(Provided records)

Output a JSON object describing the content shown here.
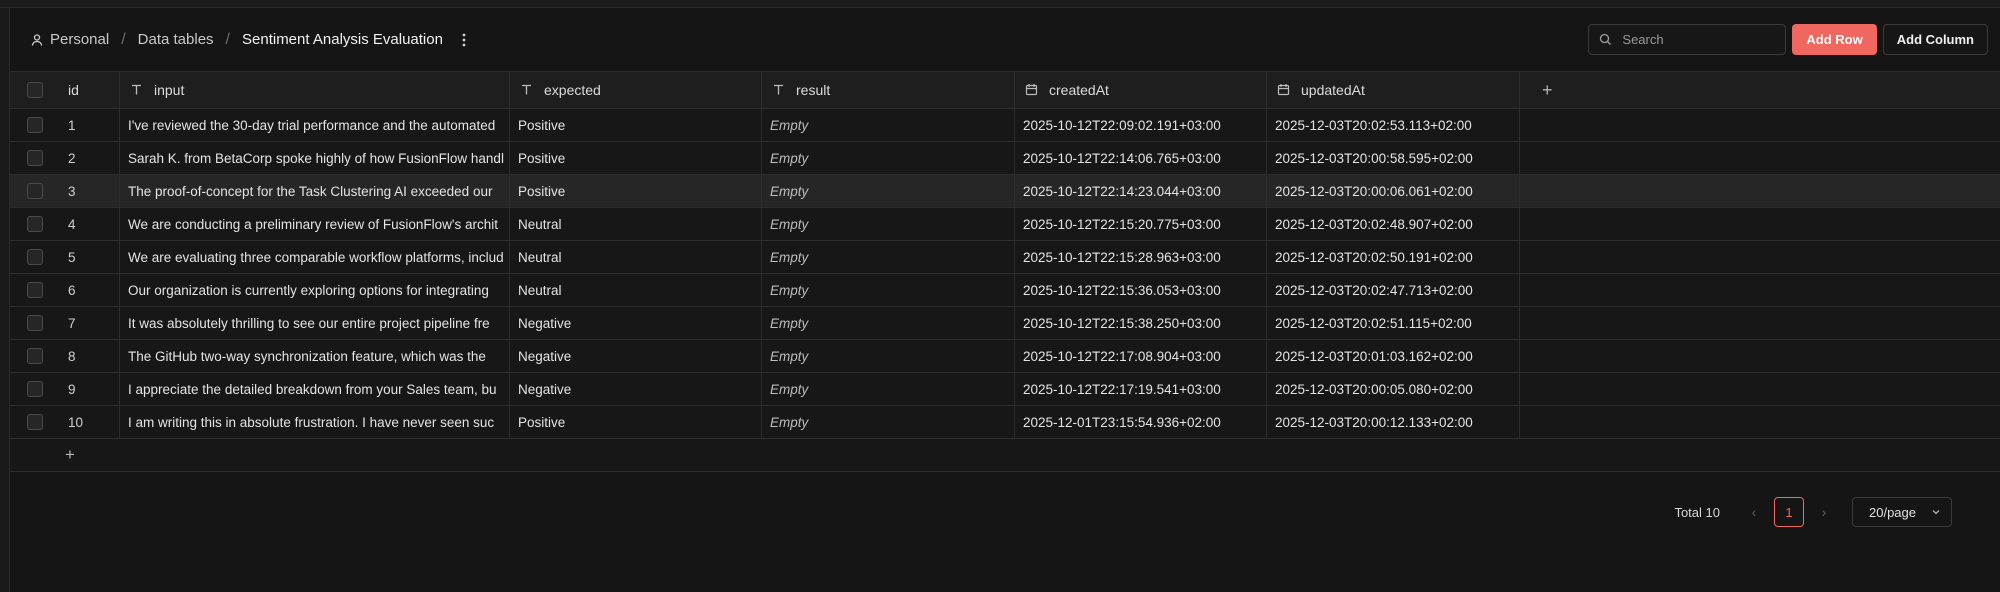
{
  "breadcrumb": {
    "root": "Personal",
    "section": "Data tables",
    "current": "Sentiment Analysis Evaluation"
  },
  "search": {
    "placeholder": "Search"
  },
  "toolbar": {
    "add_row": "Add Row",
    "add_column": "Add Column"
  },
  "colors": {
    "accent": "#f0675f",
    "background": "#151515"
  },
  "columns": [
    {
      "key": "id",
      "label": "id",
      "icon": ""
    },
    {
      "key": "input",
      "label": "input",
      "icon": "text-type-icon"
    },
    {
      "key": "expected",
      "label": "expected",
      "icon": "text-type-icon"
    },
    {
      "key": "result",
      "label": "result",
      "icon": "text-type-icon"
    },
    {
      "key": "createdAt",
      "label": "createdAt",
      "icon": "calendar-icon"
    },
    {
      "key": "updatedAt",
      "label": "updatedAt",
      "icon": "calendar-icon"
    }
  ],
  "rows": [
    {
      "id": "1",
      "input": "I've reviewed the 30-day trial performance and the automated",
      "expected": "Positive",
      "result": "Empty",
      "createdAt": "2025-10-12T22:09:02.191+03:00",
      "updatedAt": "2025-12-03T20:02:53.113+02:00"
    },
    {
      "id": "2",
      "input": "Sarah K. from BetaCorp spoke highly of how FusionFlow handl",
      "expected": "Positive",
      "result": "Empty",
      "createdAt": "2025-10-12T22:14:06.765+03:00",
      "updatedAt": "2025-12-03T20:00:58.595+02:00"
    },
    {
      "id": "3",
      "input": "The proof-of-concept for the Task Clustering AI exceeded our",
      "expected": "Positive",
      "result": "Empty",
      "createdAt": "2025-10-12T22:14:23.044+03:00",
      "updatedAt": "2025-12-03T20:00:06.061+02:00"
    },
    {
      "id": "4",
      "input": "We are conducting a preliminary review of FusionFlow's archit",
      "expected": "Neutral",
      "result": "Empty",
      "createdAt": "2025-10-12T22:15:20.775+03:00",
      "updatedAt": "2025-12-03T20:02:48.907+02:00"
    },
    {
      "id": "5",
      "input": "We are evaluating three comparable workflow platforms, includ",
      "expected": "Neutral",
      "result": "Empty",
      "createdAt": "2025-10-12T22:15:28.963+03:00",
      "updatedAt": "2025-12-03T20:02:50.191+02:00"
    },
    {
      "id": "6",
      "input": "Our organization is currently exploring options for integrating",
      "expected": "Neutral",
      "result": "Empty",
      "createdAt": "2025-10-12T22:15:36.053+03:00",
      "updatedAt": "2025-12-03T20:02:47.713+02:00"
    },
    {
      "id": "7",
      "input": "It was absolutely thrilling to see our entire project pipeline fre",
      "expected": "Negative",
      "result": "Empty",
      "createdAt": "2025-10-12T22:15:38.250+03:00",
      "updatedAt": "2025-12-03T20:02:51.115+02:00"
    },
    {
      "id": "8",
      "input": "The GitHub two-way synchronization feature, which was the",
      "expected": "Negative",
      "result": "Empty",
      "createdAt": "2025-10-12T22:17:08.904+03:00",
      "updatedAt": "2025-12-03T20:01:03.162+02:00"
    },
    {
      "id": "9",
      "input": "I appreciate the detailed breakdown from your Sales team, bu",
      "expected": "Negative",
      "result": "Empty",
      "createdAt": "2025-10-12T22:17:19.541+03:00",
      "updatedAt": "2025-12-03T20:00:05.080+02:00"
    },
    {
      "id": "10",
      "input": "I am writing this in absolute frustration. I have never seen suc",
      "expected": "Positive",
      "result": "Empty",
      "createdAt": "2025-12-01T23:15:54.936+02:00",
      "updatedAt": "2025-12-03T20:00:12.133+02:00"
    }
  ],
  "hovered_row_index": 2,
  "pagination": {
    "total_label": "Total 10",
    "current_page": "1",
    "page_size": "20/page"
  }
}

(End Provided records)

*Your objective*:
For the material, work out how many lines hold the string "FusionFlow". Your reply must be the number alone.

*Final answer*:
2